If you are thinking about doing a major exterior renovation or if you are preparing to build a new North Carolina or South Carolina home, there are dozens of decisions you will have to make regarding the project before it even gets started. One thing you might not have thought a lot about to this point is the type of roof you want to have installed. There are numerous roof styles in existence, but in this guide, you will discover six options you should absolutely be aware of. Some of these are familiar to Carolina residents, but others are unique and rarely used.
- The Frame Gable Style – Think for a moment of how small children draw houses. The triangular roof they typically sketch is essentially what a frame gable roof looks like. It’s steep pitch is ideal for water drainage, making it a great choice for people who live in wet regions of the Carolinas. Furthermore, homes with this type of roof almost always have space for usable attics or spare bedrooms.
- The Cross Gable Style – Cross gable roofs are in many ways the same as conventional gable roofs. The major difference is that the cross gable style typically features two or three additional gabled sections that join the primary gable at a 90-degree angle. This allows for additional interior space.
- The Flat Style – Flat roofs are not particularly popular in the Carolinas, largely due to the fact that they aren’t great for rain runoff. In the United States, they are most commonly used for residential projects in the arid southwestern region of the country. If, however, you are building an ultramodern home in North Carolina or South Carolina, a flat roof may suit your design needs.
- The Inverted Curve Style – Traditionally, curved roofs go down, toward the ground. Inverted curve roofs, though, go upward, with the top of the curve pointing at the sky. This is a unique roof style that is sure to help your home stand out. Be aware that it may result in slightly curved interior ceilings, as well.
- The Mansard Style – Especially popular in France, the Mansard roof style involves all four sides merging in a low pitched design. Generally, buildings that feature Mansard roofs have dormers to make room for interior living space. This roof style, as a matter of fact, gave rise the “Parisian starving artist in a garrett” stereotype.
- The Shed Style – Beloved by mid-century modern enthusiasts, the shed roof style features an asymmetrical pitch that runs the entire width of a house. It originally became popular during the 1960s and 1970s and is now enjoying something of a resurgence as that era’s architecture makes a comeback.

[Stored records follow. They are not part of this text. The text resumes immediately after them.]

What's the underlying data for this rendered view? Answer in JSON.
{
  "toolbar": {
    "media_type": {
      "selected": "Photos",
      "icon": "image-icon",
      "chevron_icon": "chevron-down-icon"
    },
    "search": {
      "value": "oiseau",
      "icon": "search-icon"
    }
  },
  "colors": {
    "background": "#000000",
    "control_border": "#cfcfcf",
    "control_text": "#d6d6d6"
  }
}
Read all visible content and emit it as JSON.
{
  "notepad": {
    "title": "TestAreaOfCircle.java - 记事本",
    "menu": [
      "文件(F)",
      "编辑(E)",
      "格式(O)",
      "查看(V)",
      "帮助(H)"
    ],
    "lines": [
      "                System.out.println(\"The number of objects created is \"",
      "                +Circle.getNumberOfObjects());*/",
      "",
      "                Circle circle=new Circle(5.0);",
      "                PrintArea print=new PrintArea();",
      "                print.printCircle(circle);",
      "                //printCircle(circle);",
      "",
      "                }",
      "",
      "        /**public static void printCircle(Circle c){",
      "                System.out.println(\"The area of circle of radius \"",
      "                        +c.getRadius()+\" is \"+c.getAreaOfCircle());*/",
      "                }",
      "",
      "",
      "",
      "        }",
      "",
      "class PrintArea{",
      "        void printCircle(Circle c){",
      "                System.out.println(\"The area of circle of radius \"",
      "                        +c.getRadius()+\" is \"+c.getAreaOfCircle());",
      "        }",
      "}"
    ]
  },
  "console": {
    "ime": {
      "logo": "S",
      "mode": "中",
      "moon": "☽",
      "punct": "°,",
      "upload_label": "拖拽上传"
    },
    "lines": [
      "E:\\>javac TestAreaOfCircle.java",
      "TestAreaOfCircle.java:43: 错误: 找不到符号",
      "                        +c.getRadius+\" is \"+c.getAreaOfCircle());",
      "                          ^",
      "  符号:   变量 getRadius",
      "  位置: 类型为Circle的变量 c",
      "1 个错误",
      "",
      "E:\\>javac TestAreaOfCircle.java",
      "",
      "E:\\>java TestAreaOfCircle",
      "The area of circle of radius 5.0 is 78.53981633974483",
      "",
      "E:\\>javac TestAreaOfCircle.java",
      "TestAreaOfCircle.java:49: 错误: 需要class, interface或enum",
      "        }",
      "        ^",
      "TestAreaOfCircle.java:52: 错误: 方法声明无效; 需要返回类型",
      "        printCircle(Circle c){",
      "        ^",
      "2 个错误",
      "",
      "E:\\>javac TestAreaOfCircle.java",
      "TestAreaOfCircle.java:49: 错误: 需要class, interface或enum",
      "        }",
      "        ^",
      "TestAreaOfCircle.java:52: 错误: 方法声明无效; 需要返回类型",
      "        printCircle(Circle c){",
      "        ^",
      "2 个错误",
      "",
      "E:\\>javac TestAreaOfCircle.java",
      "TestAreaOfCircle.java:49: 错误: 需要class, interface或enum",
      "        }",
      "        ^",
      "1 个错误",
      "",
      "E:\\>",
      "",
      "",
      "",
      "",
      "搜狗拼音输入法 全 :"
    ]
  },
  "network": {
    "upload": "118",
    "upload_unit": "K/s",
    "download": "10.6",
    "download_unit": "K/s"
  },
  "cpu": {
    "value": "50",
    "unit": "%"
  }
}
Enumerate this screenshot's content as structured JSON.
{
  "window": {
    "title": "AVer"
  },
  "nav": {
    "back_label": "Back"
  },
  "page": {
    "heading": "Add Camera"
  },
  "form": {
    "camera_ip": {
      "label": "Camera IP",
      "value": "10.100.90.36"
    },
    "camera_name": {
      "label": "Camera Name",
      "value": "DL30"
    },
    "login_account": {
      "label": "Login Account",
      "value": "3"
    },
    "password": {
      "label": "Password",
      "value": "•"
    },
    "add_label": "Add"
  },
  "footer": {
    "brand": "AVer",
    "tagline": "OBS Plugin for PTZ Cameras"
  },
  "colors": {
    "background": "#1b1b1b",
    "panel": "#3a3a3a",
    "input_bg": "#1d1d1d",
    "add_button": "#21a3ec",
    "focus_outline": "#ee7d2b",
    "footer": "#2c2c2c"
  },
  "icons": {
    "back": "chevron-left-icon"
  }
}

The team at Hatch Homes can handle any roofing project you can throw at us. Serving families throughout the Carolinas, we offer professional, high-quality services. We are extremely proud of the work we do and we can’t wait to get to know you as we discuss your upcoming project. We’re here for you every step of the way, whether you know exactly what sort of roof you want or you are just beginning to explore your options.